# Work to be completed
If a line in the data below contains "icon", copy it.

• • • • • • •

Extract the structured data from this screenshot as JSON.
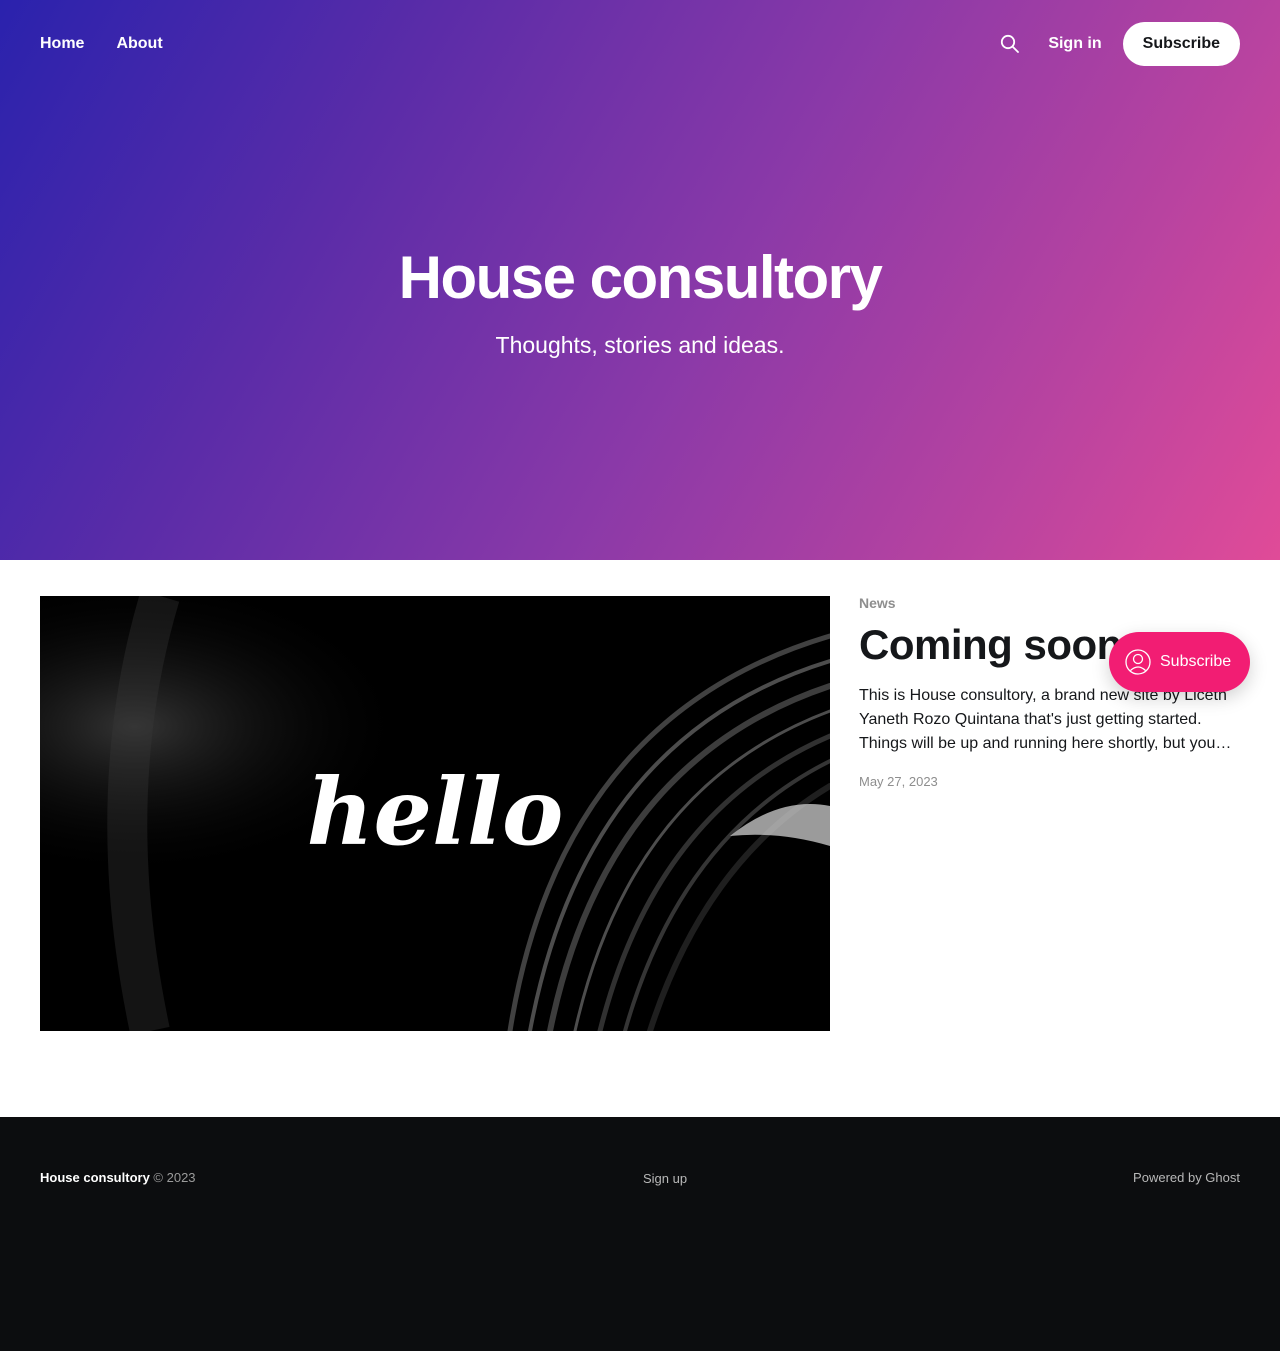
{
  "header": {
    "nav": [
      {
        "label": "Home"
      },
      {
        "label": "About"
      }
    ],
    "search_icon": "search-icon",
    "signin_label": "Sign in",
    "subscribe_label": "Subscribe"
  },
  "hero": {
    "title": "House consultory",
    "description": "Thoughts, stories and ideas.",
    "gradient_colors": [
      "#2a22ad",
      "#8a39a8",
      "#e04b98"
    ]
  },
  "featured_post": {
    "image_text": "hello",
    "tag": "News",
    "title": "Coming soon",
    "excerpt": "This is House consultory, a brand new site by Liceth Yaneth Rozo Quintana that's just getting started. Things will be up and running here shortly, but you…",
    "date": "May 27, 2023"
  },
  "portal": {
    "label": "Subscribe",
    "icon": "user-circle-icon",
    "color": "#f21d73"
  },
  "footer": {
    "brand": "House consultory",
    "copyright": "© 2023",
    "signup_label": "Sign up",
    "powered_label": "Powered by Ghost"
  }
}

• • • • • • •

# Exercise output
    "search_icon": "search-icon",
    "icon": "user-circle-icon",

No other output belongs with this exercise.